ndmitchell at gmail.com
Tue Aug 26 14:11:40 EDT 2008
> Has anybody even the remotest clue why darcs is (apparently) so slow?
> Maybe the community itself should share some of the blame for this. Like
> it wasn't obvious to me that the uses of nub I saw in darcs could rely
> on very short lists (<=1 element :-)
I'd be very surprised if it has anything to do with nub!
> You could do nubOrd (but not nubOrdBy) using Data.Set.
You can do nubOrdBy, just use the data type:
data Elem a = Elem (a -> a -> Ordering) a
> 1- This not only introduces a cyclic dependency between modules, but
> also packages.

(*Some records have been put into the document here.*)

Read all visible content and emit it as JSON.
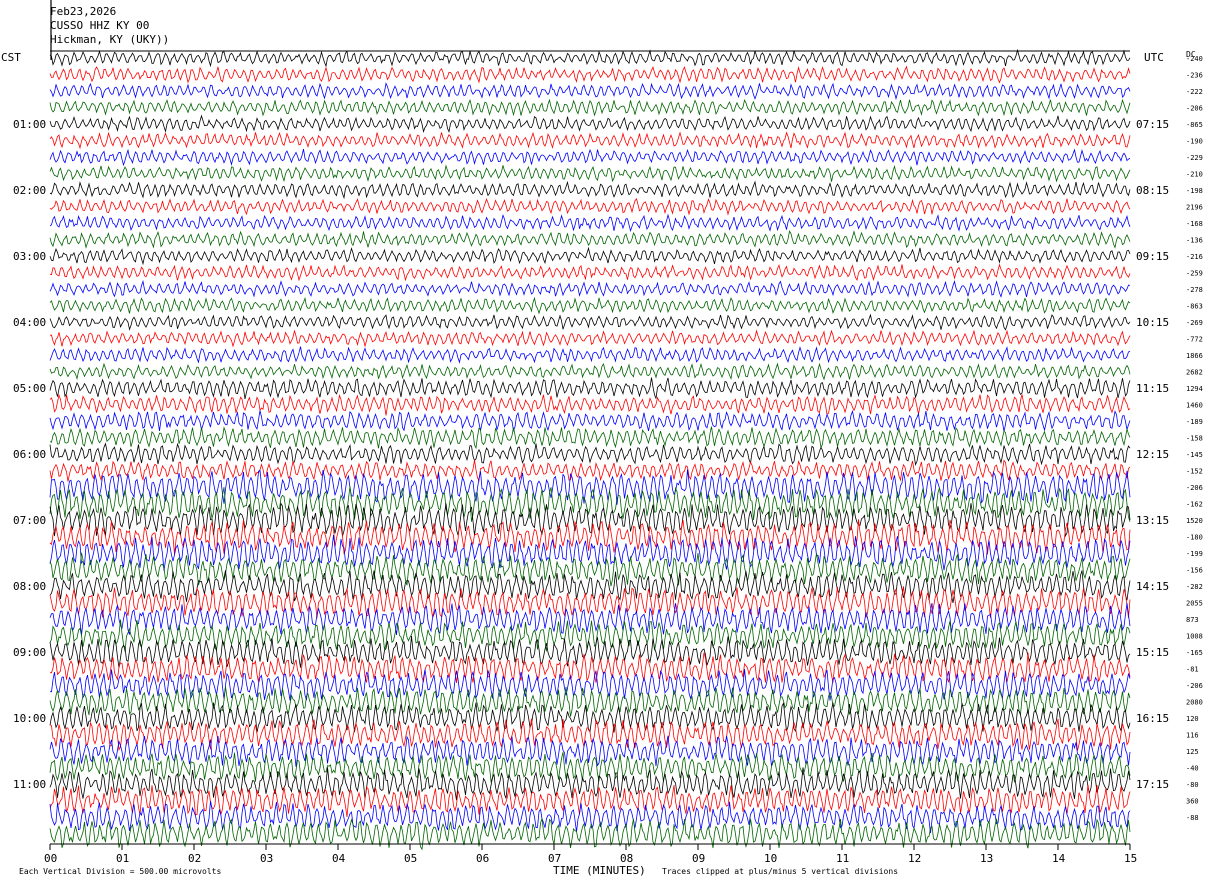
{
  "header": {
    "date": "Feb23,2026",
    "station": "CUSSO HHZ KY 00",
    "location": "Hickman, KY (UKY))"
  },
  "footer": {
    "division_note": "Each Vertical Division =  500.00 microvolts",
    "clip_note": "Traces clipped at plus/minus 5 vertical divisions"
  },
  "colors": {
    "trace_cycle": [
      "#000000",
      "#ff0000",
      "#0000ff",
      "#006400"
    ]
  },
  "chart_data": {
    "type": "line",
    "title": "",
    "xlabel": "TIME (MINUTES)",
    "ylabel_left": "CST",
    "ylabel_right": "UTC",
    "dc_label": "DC",
    "xlim": [
      0,
      15
    ],
    "x_ticks": [
      "00",
      "01",
      "02",
      "03",
      "04",
      "05",
      "06",
      "07",
      "08",
      "09",
      "10",
      "11",
      "12",
      "13",
      "14",
      "15"
    ],
    "num_traces": 48,
    "trace_minutes": 15,
    "left_time_labels": [
      "01:00",
      "02:00",
      "03:00",
      "04:00",
      "05:00",
      "06:00",
      "07:00",
      "08:00",
      "09:00",
      "10:00",
      "11:00"
    ],
    "right_time_labels": [
      "07:15",
      "08:15",
      "09:15",
      "10:15",
      "11:15",
      "12:15",
      "13:15",
      "14:15",
      "15:15",
      "16:15",
      "17:15"
    ],
    "dc_offsets": [
      "-240",
      "-236",
      "-222",
      "-206",
      "-865",
      "-190",
      "-229",
      "-210",
      "-198",
      "2196",
      "-168",
      "-136",
      "-216",
      "-259",
      "-278",
      "-863",
      "-269",
      "-772",
      "1866",
      "2682",
      "1294",
      "1460",
      "-189",
      "-158",
      "-145",
      "-152",
      "-206",
      "-162",
      "1520",
      "-180",
      "-199",
      "-156",
      "-282",
      "2055",
      "873",
      "1008",
      "-165",
      "-81",
      "-206",
      "2080",
      "120",
      "116",
      "125",
      "-40",
      "-80",
      "360",
      "-88"
    ],
    "grid": false
  }
}
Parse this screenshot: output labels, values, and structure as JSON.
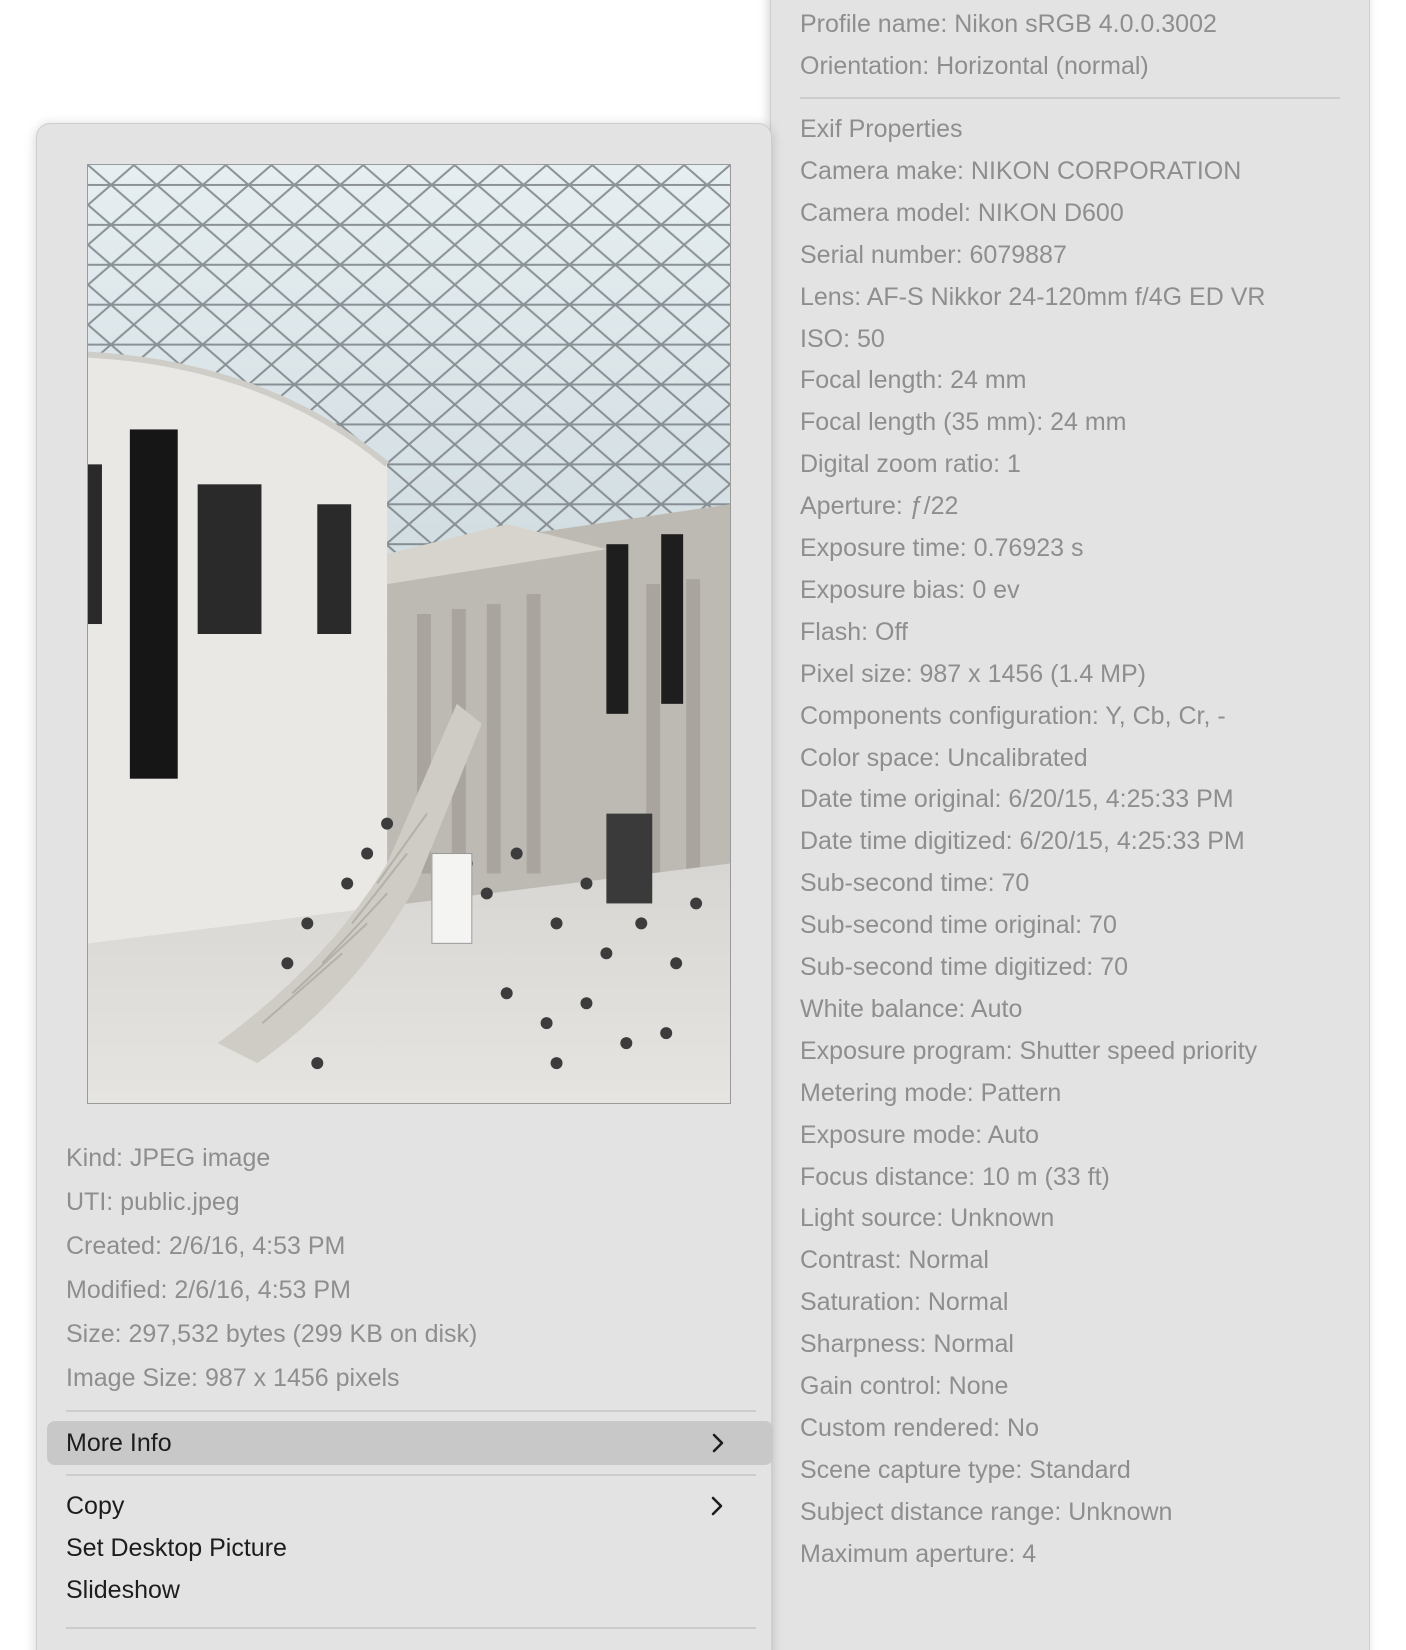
{
  "file_info": {
    "kind": "Kind: JPEG image",
    "uti": "UTI: public.jpeg",
    "created": "Created: 2/6/16, 4:53 PM",
    "modified": "Modified: 2/6/16, 4:53 PM",
    "size": "Size: 297,532 bytes (299 KB on disk)",
    "image_size": "Image Size: 987 x 1456 pixels"
  },
  "menu": {
    "more_info": "More Info",
    "copy": "Copy",
    "set_desktop_picture": "Set Desktop Picture",
    "slideshow": "Slideshow"
  },
  "submenu": {
    "header_lines": [
      "Profile name: Nikon sRGB 4.0.0.3002",
      "Orientation: Horizontal (normal)"
    ],
    "exif_lines": [
      "Exif Properties",
      "Camera make: NIKON CORPORATION",
      "Camera model: NIKON D600",
      "Serial number: 6079887",
      "Lens: AF-S Nikkor 24-120mm f/4G ED VR",
      "ISO: 50",
      "Focal length: 24 mm",
      "Focal length (35 mm): 24 mm",
      "Digital zoom ratio: 1",
      "Aperture: ƒ/22",
      "Exposure time: 0.76923 s",
      "Exposure bias: 0 ev",
      "Flash: Off",
      "Pixel size: 987 x 1456 (1.4 MP)",
      "Components configuration: Y, Cb, Cr, -",
      "Color space: Uncalibrated",
      "Date time original: 6/20/15, 4:25:33 PM",
      "Date time digitized: 6/20/15, 4:25:33 PM",
      "Sub-second time: 70",
      "Sub-second time original: 70",
      "Sub-second time digitized: 70",
      "White balance: Auto",
      "Exposure program: Shutter speed priority",
      "Metering mode: Pattern",
      "Exposure mode: Auto",
      "Focus distance: 10 m (33 ft)",
      "Light source: Unknown",
      "Contrast: Normal",
      "Saturation: Normal",
      "Sharpness: Normal",
      "Gain control: None",
      "Custom rendered: No",
      "Scene capture type: Standard",
      "Subject distance range: Unknown",
      "Maximum aperture: 4"
    ]
  },
  "colors": {
    "menu_background": "#e4e3e3",
    "highlight": "#c9c8c8",
    "secondary_text": "#8f8e8e",
    "primary_text": "#1d1d1d"
  },
  "icons": {
    "more_info_chevron": "chevron-right-icon",
    "copy_chevron": "chevron-right-icon"
  }
}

I'm not sure how well various compilers and cabal would
> deal with this between them, but I'm not optimistic.
Yep, that would be a pain.
> 2- Data.Set is not obviously the best underlying implementation (in
> fact it is obviously not the best underlying implementation, this and
> Data.Map etc really should be pensioned off to hackage along with the
> rest of the badly documented, unreliable, inefficient and unstable
> junk :-)
Data.Set is an interface, which you seem to think is not the fastest
implementation of that interface. If you can expose the same
interface, but improve the performance, and demonstrate that the
performance is better, then go for it! I'd support such a library
> So I still think they should be deprecated. It seems like the least bad
> option if we can agree that their use should be strongly discouraged.
Nope. I love nub. It's a beautiful function, which does exactly what
it says on the tin (albeit the tin is labelled in Latin).
> I would say it is if there are many obvious O(n.(log n)) or better
> implementations that can be used in in 99%+ of cases. I mean so
> obvious that users can quite easily roll their own in 3 lines
> of code or less.
None of them are Eq a => [a] -> [a].
If designing things from scratch I'd say its fine to have a debate
about whether you make nub require Eq or Ord, and then provide the
other as an option. But that time has passed.
More information about the Libraries